PositiveThe New York Times Book Review... Bazterrica’s interest is less in near-future world-building than in reflecting our grisly present ... The setup sounds like the Charlton Heston teeth-gnasher Soylent Green mated to Anthony Burgess’s satirical novel The Wanting Seed, yet the prose feels like neither. Because of its banal and miserable tone, given a muscular translation by Sarah Moses, Tender Is the Flesh — which won Argentina’s Premio Clarin de Novela — is, at least in spates, more powerful than either forebear ... It’s surprising, though it shouldn’t be, how easy it is to critique our real-life factory-farm processes by mentally swapping a human for a pig or cow. There really is no debate here; our process of mechanizing meat production is morally appalling. If Bazterrica had stopped here, she’d still have crafted one of the most potent indictments since Blood of the Beasts, Georges Franju’s palate-killing 1949 documentary about Paris slaughterhouses ... Of course, Bazterrica isn’t writing a pamphlet. Her new world order isn’t so much woven into story as it is planted in front of us like a gravestone. The conveyer-belt pacing therefore feels intentional: Our murderous wrongs are repeated, and repeated, and to look away is to refuse, deliberately, to bear witness.
PositiveThe New York Times Book Review\"... biting ... Readers will need a high tolerance for the dream scenes — there are quite a few — but they provide necessary, sickening contrast to the spit-and-polish patriotism via talking coyotes, deformed fetuses and other grotesqueries ... What’s a mid-1940s girl in pin curls to do? Shields is too cunning for heroic fantasies. From the get-go, Mildred craves men’s power ... Familiarity with the original Cassandra is not required to appreciate this novel, although those who do know the ancient myth will admire Shields’s skillful tweaks ... But nothing is more troubling or more brilliant than Mildred’s horrifying reaction to a trauma that implicates all of us so forcefully that it’s easy to believe Shields is the one blessed — or cursed — with visions of impending ruin.\
John Ajvide Lindqvist
MixedBooklistAn exercise recalling Stephen King’s Under the Dome ... the explicitly supernatural elements—lurking monsters having something to do with past traumas—never satisfyingly coalesce, but when Lindqvist channels the classic Twilight Zone episode The Monsters Are Due on Maple Street, showing how quickly humans will turn on one another, the results are chilling.
Jean-Christophe Brisard and Lana Parshina
RaveBooklistBrisard and Parshina aim to put the whole mess to bed in their exciting, convincing, The Da Vinci Code–like investigation ... The book effectively shuttles between the authors’ time-squeezed investigation and the tense last days of the Führerbunker, revealing longstanding interagency rivalries and Stalin’s dastardly use of fake news.

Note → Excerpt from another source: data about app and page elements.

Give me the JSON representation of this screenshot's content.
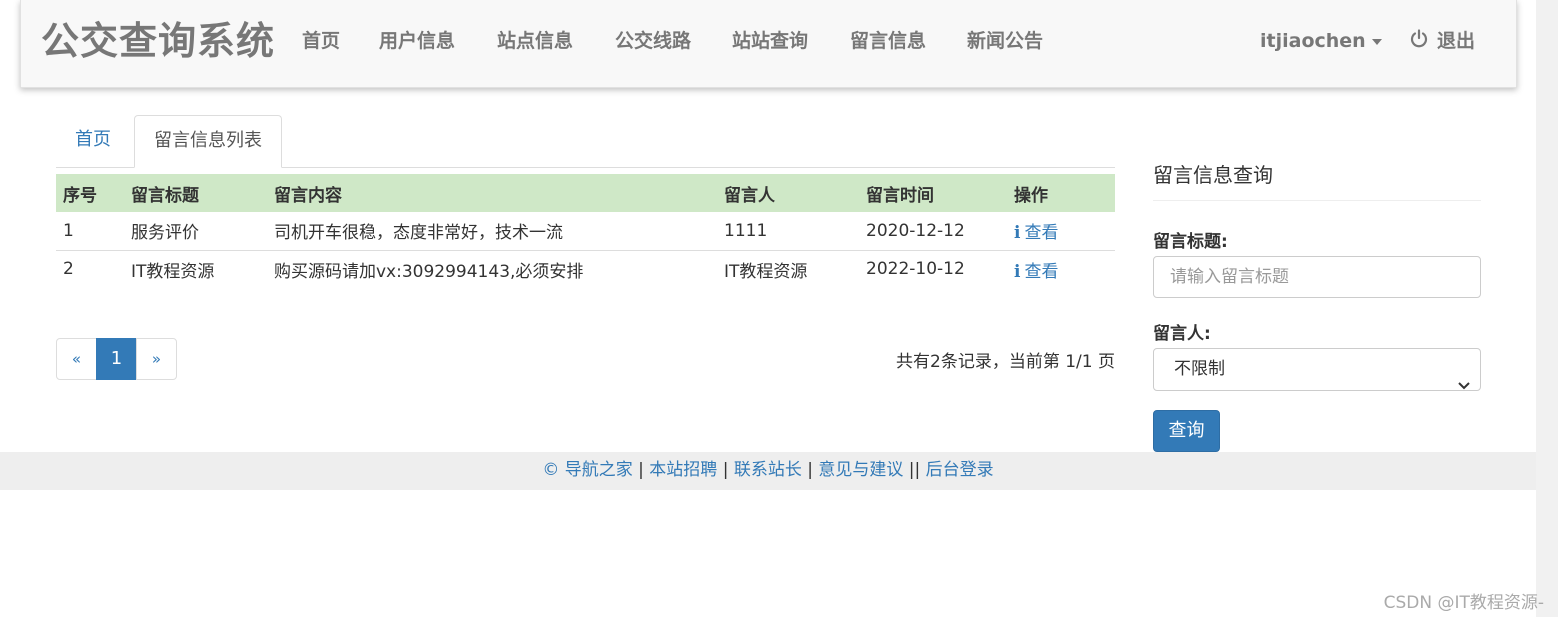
{
  "navbar": {
    "brand": "公交查询系统",
    "items": [
      {
        "label": "首页"
      },
      {
        "label": "用户信息"
      },
      {
        "label": "站点信息"
      },
      {
        "label": "公交线路"
      },
      {
        "label": "站站查询"
      },
      {
        "label": "留言信息"
      },
      {
        "label": "新闻公告"
      }
    ],
    "user": "itjiaochen",
    "logout": "退出"
  },
  "tabs": {
    "home": "首页",
    "active": "留言信息列表"
  },
  "table": {
    "headers": [
      "序号",
      "留言标题",
      "留言内容",
      "留言人",
      "留言时间",
      "操作"
    ],
    "rows": [
      {
        "no": "1",
        "title": "服务评价",
        "content": "司机开车很稳，态度非常好，技术一流",
        "author": "1111",
        "time": "2020-12-12",
        "action": "查看"
      },
      {
        "no": "2",
        "title": "IT教程资源",
        "content": "购买源码请加vx:3092994143,必须安排",
        "author": "IT教程资源",
        "time": "2022-10-12",
        "action": "查看"
      }
    ]
  },
  "pagination": {
    "prev": "«",
    "current": "1",
    "next": "»",
    "info": "共有2条记录，当前第 1/1 页"
  },
  "search_panel": {
    "title": "留言信息查询",
    "title_label": "留言标题:",
    "title_placeholder": "请输入留言标题",
    "author_label": "留言人:",
    "author_selected": "不限制",
    "submit": "查询"
  },
  "footer": {
    "links": [
      "© 导航之家",
      "本站招聘",
      "联系站长",
      "意见与建议",
      "后台登录"
    ],
    "separator": "|"
  },
  "watermark": "CSDN @IT教程资源-",
  "colors": {
    "primary": "#337ab7",
    "table_header_bg": "#cfe8c7",
    "navbar_bg": "#f8f8f8",
    "footer_bg": "#eeeeee"
  }
}
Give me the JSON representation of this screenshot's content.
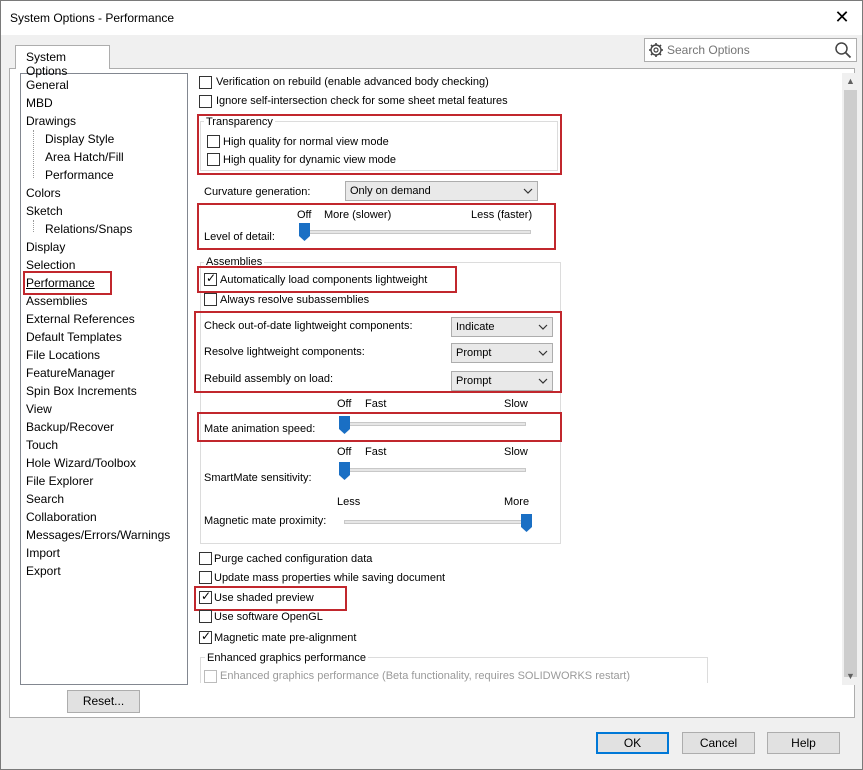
{
  "window": {
    "title": "System Options - Performance",
    "close_glyph": "✕"
  },
  "tabs": [
    {
      "label": "System Options"
    }
  ],
  "search": {
    "placeholder": "Search Options"
  },
  "tree": [
    {
      "label": "General",
      "level": 0
    },
    {
      "label": "MBD",
      "level": 0
    },
    {
      "label": "Drawings",
      "level": 0
    },
    {
      "label": "Display Style",
      "level": 1
    },
    {
      "label": "Area Hatch/Fill",
      "level": 1
    },
    {
      "label": "Performance",
      "level": 1
    },
    {
      "label": "Colors",
      "level": 0
    },
    {
      "label": "Sketch",
      "level": 0
    },
    {
      "label": "Relations/Snaps",
      "level": 1
    },
    {
      "label": "Display",
      "level": 0
    },
    {
      "label": "Selection",
      "level": 0
    },
    {
      "label": "Performance",
      "level": 0,
      "selected": true
    },
    {
      "label": "Assemblies",
      "level": 0
    },
    {
      "label": "External References",
      "level": 0
    },
    {
      "label": "Default Templates",
      "level": 0
    },
    {
      "label": "File Locations",
      "level": 0
    },
    {
      "label": "FeatureManager",
      "level": 0
    },
    {
      "label": "Spin Box Increments",
      "level": 0
    },
    {
      "label": "View",
      "level": 0
    },
    {
      "label": "Backup/Recover",
      "level": 0
    },
    {
      "label": "Touch",
      "level": 0
    },
    {
      "label": "Hole Wizard/Toolbox",
      "level": 0
    },
    {
      "label": "File Explorer",
      "level": 0
    },
    {
      "label": "Search",
      "level": 0
    },
    {
      "label": "Collaboration",
      "level": 0
    },
    {
      "label": "Messages/Errors/Warnings",
      "level": 0
    },
    {
      "label": "Import",
      "level": 0
    },
    {
      "label": "Export",
      "level": 0
    }
  ],
  "reset_label": "Reset...",
  "options": {
    "verification": {
      "label": "Verification on rebuild (enable advanced body checking)",
      "checked": false
    },
    "ignore_self_intersection": {
      "label": "Ignore self-intersection check for some sheet metal features",
      "checked": false
    },
    "transparency": {
      "title": "Transparency",
      "normal": {
        "label": "High quality for normal view mode",
        "checked": false
      },
      "dynamic": {
        "label": "High quality for dynamic view mode",
        "checked": false
      }
    },
    "curvature": {
      "label": "Curvature generation:",
      "value": "Only on demand"
    },
    "level_of_detail": {
      "label": "Level of detail:",
      "ticks": [
        "Off",
        "More (slower)",
        "Less (faster)"
      ],
      "value": 0.0
    },
    "assemblies": {
      "title": "Assemblies",
      "auto_load": {
        "label": "Automatically load components lightweight",
        "checked": true
      },
      "always_resolve": {
        "label": "Always resolve subassemblies",
        "checked": false
      },
      "check_outdated": {
        "label": "Check out-of-date lightweight components:",
        "value": "Indicate"
      },
      "resolve_lightweight": {
        "label": "Resolve lightweight components:",
        "value": "Prompt"
      },
      "rebuild_on_load": {
        "label": "Rebuild assembly on load:",
        "value": "Prompt"
      },
      "mate_animation": {
        "label": "Mate animation speed:",
        "ticks": [
          "Off",
          "Fast",
          "Slow"
        ],
        "value": 0.0
      },
      "smartmate": {
        "label": "SmartMate sensitivity:",
        "ticks": [
          "Off",
          "Fast",
          "Slow"
        ],
        "value": 0.0
      },
      "magnetic_proximity": {
        "label": "Magnetic mate proximity:",
        "ticks": [
          "Less",
          "More"
        ],
        "value": 1.0
      }
    },
    "purge_cached": {
      "label": "Purge cached configuration data",
      "checked": false
    },
    "update_mass": {
      "label": "Update mass properties while saving document",
      "checked": false
    },
    "shaded_preview": {
      "label": "Use shaded preview",
      "checked": true
    },
    "software_opengl": {
      "label": "Use software OpenGL",
      "checked": false
    },
    "magnetic_prealign": {
      "label": "Magnetic mate pre-alignment",
      "checked": true
    },
    "enhanced": {
      "title": "Enhanced graphics performance",
      "option": {
        "label": "Enhanced graphics performance (Beta functionality, requires SOLIDWORKS restart)",
        "checked": false,
        "disabled": true
      }
    }
  },
  "buttons": {
    "ok": "OK",
    "cancel": "Cancel",
    "help": "Help"
  },
  "colors": {
    "highlight": "#c1272d",
    "slider_thumb": "#1a6fc4",
    "default_button_border": "#0078d7"
  }
}
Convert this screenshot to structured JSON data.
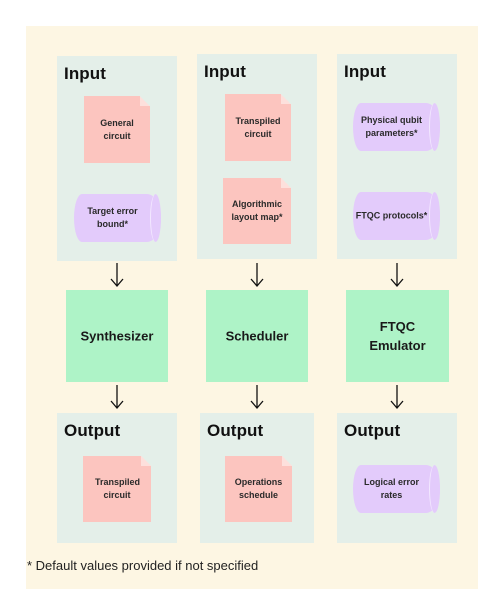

Do the authors find a definitive answer? Yes. A hint: teeth never lie.
PositiveBooklist OnlineAcross two time frames—a green-tinted 1971 and a pink-tinted 1979—Powell tracks Haluska and eventually her young son, Jacob. Their Ozarks town is tiny, with exhibit A being Haluska’s long-time affair with her best friend’s husband, Adrian. They conduct their trysts in an old diamond mine they stumbled across years ago, a spot they keep secret until Adrian’s son, Shane, disappears while playing with Jacob, and Jacob leads the adults right to the mine. Except now the mine has disappeared, too ... The supernatural element is downplayed to creepy effect, giving Powell room to artistically stretch, from narrow sliced-and-diced panels to wide spreads as black as oil. Unique, puzzling, and unexpectedly sad.
PositiveBooklistThe Shining set in a grocery store ... Red herrings and loose ends abound, and some readers will find the book lacks focus. But Auerbach is magnificent with atmosphere, able to conjure dread from a huge array of normally nonthreatening places.
PositiveBooklist\"...a book that showcases his best and worst instincts ... Seemingly written into a corner, the story goes supernatural, with a Salem’s Lot–style gang of reluctant heroes taking up arms against a foe who has something to do with a Mexican monster legend and women-wrestler films. Still, the amazingly strong start should be enough to fuel most readers through the end.\
Ahmed Saadawi, Trans. by Jonathan Wright
RaveBooklist\"There is no shortage of wonderful, literate Frankenstein reimaginings but few so viscerally mine Shelley’s story for its metaphoric riches ... In graceful, economical prose, Saadawi places us in a city of ghosts, where missing people return all the time, justice is fleeting, and even good intentions rot. \'I am the first true Iraqi citizen,\' muses the monster, who is a \'composite of victims\' as much as he is his own extremist. A haunting and startling mix of horror, mystery, and tragedy.\